Recently my hubby and I had our annual wellness checks. For the first time in several years, I wasn’t dreading mine. Why? Because I had already seen the improvement in my health through my bloodwork results. I’ve been ‘practicing what I preach’ this past year, and it’s been working.
You know, I share a lot of health and wellness information here on the blog, but sometimes it’s good to know how people actually put the information to use. With that in mind, I thought I’d share a little of my personal journey. I hope it will encourage you in yours.
If you’ve been following the blog for very long, you probably know I live with fibromyalgia. That’s kind of where this story begins….
Don’t worry — I’m not going to go through all that. BUT by 2019, my fibromyalgia pain had gotten so bad that I was extremely sedentary. Moving hurt, but sitting so much came with its own set of problems. Then came 2020, and suddenly, the little bit of movement I was getting by going out and doing things came to a standstill. I became more and more deconditioned, and like many people during the pandemic, I began to gain weight.
The Turning Point
One day as I was at the doctor for my Osteopathic Manipulative Treatment, she made the comment that my hip pain was the kind of pain they saw in long-haul truckers because they sit so much. I knew right then that if I wanted my pain to get better I had to start moving.
I started working to increase my daily movement, then I started walking — very short distances. As time went on, I was able to build on that, and by last summer, we were routinely walking a mile or so several times a week.
By the time I went for my wellness visit last year, my pain was hugely improved and my bloodwork was better, but my cholesterol was still higher than ideal. And although my glucose was normal, my A1c was knocking at the door of prediabetes. That was a SERIOUS wake-up call. I knew it was time to start making some more health changes.
Small Changes, Big Difference
I’ve often written about the importance of making small changes rather than trying to change everything all at once – they can take longer for you to get visible results, but they allow you to make changes you can actually stick with.
So that’s where I started. My first step to making more changes was to sit down and really assess where I was and where I wanted to be. I also had to explore my resistance around changing my diet, because I just didn’t want to feel deprived as I was trying to lose weight. If I did, I wouldn’t be able to stick with it. I wrestled with this for months, but journalling through all this resistance finally allowed me to see how not changing wasn’t really an option and showed me how I could eat healthfully and still have the foods I really love.

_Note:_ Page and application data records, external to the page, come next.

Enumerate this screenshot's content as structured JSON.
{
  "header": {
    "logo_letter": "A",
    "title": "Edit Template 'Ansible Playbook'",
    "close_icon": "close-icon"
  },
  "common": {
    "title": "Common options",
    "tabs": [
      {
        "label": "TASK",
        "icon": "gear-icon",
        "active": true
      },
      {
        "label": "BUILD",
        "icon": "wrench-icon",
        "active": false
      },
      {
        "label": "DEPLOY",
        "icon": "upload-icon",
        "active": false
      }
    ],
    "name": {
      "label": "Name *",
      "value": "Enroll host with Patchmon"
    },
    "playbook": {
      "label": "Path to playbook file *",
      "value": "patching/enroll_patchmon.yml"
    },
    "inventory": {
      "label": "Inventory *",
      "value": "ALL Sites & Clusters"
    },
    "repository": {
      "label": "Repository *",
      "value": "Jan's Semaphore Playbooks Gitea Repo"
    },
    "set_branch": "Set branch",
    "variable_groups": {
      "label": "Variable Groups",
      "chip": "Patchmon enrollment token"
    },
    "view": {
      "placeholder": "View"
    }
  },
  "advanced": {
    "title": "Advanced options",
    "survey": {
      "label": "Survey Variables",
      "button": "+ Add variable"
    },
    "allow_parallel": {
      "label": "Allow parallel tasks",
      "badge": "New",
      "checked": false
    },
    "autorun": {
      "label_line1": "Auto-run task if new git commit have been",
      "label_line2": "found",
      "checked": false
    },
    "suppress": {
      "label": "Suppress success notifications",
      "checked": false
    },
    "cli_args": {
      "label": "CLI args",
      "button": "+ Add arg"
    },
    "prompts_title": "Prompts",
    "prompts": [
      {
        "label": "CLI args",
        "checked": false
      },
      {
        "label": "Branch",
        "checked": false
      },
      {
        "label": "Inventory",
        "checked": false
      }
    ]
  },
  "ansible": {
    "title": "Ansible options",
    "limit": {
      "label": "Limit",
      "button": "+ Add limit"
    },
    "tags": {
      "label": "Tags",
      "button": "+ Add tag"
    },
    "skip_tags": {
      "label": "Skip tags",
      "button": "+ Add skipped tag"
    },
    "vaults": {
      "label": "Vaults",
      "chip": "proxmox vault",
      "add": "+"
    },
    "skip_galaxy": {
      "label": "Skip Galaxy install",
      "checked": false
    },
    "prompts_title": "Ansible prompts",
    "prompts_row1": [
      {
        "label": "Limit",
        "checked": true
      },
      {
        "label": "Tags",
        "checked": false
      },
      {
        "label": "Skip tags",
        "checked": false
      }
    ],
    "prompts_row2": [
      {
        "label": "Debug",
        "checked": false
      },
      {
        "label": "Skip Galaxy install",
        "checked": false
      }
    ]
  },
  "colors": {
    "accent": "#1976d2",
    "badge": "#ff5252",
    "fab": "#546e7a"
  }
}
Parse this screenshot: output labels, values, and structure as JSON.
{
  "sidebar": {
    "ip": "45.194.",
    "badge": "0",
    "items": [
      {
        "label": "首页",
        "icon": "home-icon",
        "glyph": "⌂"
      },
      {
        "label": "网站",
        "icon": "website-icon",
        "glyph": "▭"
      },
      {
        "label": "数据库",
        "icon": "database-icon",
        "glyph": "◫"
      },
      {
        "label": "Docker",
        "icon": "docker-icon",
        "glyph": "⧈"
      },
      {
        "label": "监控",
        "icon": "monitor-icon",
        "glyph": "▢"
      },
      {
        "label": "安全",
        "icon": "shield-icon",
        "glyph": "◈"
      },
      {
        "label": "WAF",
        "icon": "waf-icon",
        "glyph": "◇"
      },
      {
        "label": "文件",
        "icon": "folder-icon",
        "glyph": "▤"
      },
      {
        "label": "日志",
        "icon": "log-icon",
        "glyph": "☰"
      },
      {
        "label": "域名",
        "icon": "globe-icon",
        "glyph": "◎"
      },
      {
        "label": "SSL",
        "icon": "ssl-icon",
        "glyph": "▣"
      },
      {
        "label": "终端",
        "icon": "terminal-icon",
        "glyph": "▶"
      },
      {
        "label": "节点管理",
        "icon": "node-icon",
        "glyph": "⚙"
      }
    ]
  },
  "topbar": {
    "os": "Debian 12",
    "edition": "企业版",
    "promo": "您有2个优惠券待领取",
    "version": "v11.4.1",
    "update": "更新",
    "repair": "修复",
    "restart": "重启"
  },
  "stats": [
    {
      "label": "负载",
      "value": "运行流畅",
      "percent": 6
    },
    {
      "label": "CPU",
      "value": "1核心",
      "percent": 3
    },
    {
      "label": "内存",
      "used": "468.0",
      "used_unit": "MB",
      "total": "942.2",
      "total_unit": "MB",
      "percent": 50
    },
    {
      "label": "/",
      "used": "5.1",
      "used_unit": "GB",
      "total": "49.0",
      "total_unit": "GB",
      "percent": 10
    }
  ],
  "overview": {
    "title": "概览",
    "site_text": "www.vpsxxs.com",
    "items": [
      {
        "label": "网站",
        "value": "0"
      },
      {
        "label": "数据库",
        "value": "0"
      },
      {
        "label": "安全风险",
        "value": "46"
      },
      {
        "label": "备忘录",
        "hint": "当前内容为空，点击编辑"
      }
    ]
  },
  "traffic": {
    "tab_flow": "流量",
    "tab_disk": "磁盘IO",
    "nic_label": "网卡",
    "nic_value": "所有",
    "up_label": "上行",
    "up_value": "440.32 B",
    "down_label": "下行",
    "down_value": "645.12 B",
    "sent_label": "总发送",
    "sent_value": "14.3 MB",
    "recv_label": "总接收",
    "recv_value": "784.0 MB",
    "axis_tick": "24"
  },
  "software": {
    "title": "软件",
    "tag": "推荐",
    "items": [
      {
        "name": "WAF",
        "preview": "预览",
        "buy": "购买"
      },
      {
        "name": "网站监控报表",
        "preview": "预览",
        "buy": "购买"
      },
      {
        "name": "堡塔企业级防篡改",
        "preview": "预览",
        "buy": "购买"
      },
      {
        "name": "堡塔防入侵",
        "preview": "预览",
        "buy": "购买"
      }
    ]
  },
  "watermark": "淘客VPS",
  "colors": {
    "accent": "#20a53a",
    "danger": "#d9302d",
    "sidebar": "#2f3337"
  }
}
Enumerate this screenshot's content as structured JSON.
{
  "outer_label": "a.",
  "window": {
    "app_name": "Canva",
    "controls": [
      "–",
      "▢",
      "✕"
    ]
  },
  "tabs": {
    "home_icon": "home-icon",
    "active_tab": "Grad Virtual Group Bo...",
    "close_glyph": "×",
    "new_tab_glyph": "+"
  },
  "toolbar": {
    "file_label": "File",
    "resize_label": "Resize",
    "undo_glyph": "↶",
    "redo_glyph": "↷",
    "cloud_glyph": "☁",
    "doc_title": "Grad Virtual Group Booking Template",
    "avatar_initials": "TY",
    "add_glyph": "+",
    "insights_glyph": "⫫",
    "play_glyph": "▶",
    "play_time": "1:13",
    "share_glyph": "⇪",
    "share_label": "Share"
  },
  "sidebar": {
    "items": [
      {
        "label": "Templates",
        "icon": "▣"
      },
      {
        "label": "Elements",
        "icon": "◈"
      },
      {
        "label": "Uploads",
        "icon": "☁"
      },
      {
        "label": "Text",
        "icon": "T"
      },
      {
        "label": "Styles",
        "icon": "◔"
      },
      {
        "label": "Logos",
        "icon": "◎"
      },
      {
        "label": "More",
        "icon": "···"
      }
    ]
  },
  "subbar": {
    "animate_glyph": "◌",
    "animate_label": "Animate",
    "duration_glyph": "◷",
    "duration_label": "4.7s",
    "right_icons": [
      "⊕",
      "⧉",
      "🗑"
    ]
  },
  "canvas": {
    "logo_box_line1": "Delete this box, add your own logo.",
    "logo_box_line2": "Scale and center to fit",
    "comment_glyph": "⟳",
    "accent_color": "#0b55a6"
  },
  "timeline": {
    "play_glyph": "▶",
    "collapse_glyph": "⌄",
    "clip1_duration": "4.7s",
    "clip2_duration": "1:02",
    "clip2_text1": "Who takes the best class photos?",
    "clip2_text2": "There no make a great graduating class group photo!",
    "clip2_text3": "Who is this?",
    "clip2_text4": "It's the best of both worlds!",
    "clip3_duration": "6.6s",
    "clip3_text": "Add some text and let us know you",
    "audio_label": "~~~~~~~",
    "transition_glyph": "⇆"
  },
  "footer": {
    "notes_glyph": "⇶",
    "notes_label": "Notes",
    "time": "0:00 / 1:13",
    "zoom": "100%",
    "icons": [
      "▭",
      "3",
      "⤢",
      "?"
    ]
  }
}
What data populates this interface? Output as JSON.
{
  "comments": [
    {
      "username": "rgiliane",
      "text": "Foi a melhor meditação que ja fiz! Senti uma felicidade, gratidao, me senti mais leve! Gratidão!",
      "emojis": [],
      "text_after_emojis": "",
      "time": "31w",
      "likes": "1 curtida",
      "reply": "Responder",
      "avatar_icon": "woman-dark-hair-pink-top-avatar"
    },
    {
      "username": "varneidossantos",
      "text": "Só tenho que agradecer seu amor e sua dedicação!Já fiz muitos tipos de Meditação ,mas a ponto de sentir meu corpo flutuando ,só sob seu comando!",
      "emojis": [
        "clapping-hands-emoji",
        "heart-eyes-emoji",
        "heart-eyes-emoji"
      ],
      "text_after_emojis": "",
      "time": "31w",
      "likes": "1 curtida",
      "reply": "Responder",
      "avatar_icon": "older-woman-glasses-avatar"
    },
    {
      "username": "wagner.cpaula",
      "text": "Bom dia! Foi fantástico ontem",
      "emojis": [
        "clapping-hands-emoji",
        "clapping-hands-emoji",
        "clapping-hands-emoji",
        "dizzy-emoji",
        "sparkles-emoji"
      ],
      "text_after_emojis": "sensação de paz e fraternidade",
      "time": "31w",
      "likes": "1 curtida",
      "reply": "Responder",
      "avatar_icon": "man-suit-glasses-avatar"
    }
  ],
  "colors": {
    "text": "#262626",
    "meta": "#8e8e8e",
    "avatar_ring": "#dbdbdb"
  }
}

That’s where those small changes were really useful. As we talked about in Do Small Changes Really Make a Difference, I decided to conduct a little experiment on myself. I only made two small changes — I started eating my veggies first, and I stopped having sugar in my coffee after my first cup in the morning. I’ve been able to stick with those two small changes, and now that those two habits are established, I’ve been able to add more small habits to them.
Now that my healthy eating habits were actually habits, I knew I needed to get more consistent with my exercise. Exercise is a vital component of keeping blood sugar stable, and I wasn’t getting a whole lot of walking in during the colder months. I had slowly been working up to exercising at least 3 times a week, but I was still having trouble being consistent. I really needed to make it a habit.
I decided to use BJ Fogg’s Tiny Habits framework to develop my exercise habit.
I started with 5 minutes of exercise each weekday. This could consist of some type of stretching, cardiovascular or strength-training exercise, or yoga. It didn’t really matter what type of exercise I did as long as I exercised for 5 minutes. Of course, I could add more time (and often did), but I did at least five minutes for each of those five days.
This past month, I increased the time to 10 minutes each weekday, and I’ll just continue to build on slowly. Again, I don’t limit myself to 10 minutes; that’s just the minimum time I aim toward for each weekday. On days when I’m dealing with fibromyalgia symptoms, I stick with some light stretching or go to the pool. It’s important to work with your body; you want to go forward, not backward.
I’m still not 100% consistent – with fibromyalgia, there are days when any type of exercise is too much. And of course, there are those days when ‘things just happen’ that keep me from exercising, but having that ‘exercise appointment’ on my schedule helps me at least think about it. Then I can make a conscious decision to skip it if I need to, and just get back to it the next day.
The Results So Far
With these changes, my total cholesterol went down 23 points, my LDL (bad) cholesterol went down 15 points, and my glucose decreased by 8 points, compared to last year. I’m also 10 pounds lighter. These changes didn’t happen quickly, and I’m not where I want to be yet, but they’ve helped me move much closer to being the healthiest ‘me’ I can be.
As we talked about in How NOT to Feel Worse When Starting to Exercise, starting out small as I did “isn’t glamorous and it doesn’t give us fast results. What it does give us is a lifestyle change that we can stick with.” Now that I’ve established healthy behaviors I can stick with, I can continue to build my health (even at this age!) and be as healthy as possible for me.
If you’re struggling with making some health and wellness changes, I hope that me sharing my journey will encourage you. If you’re having success with living a healthy lifestyle, I’d love for you to share what’s working for you in the comments!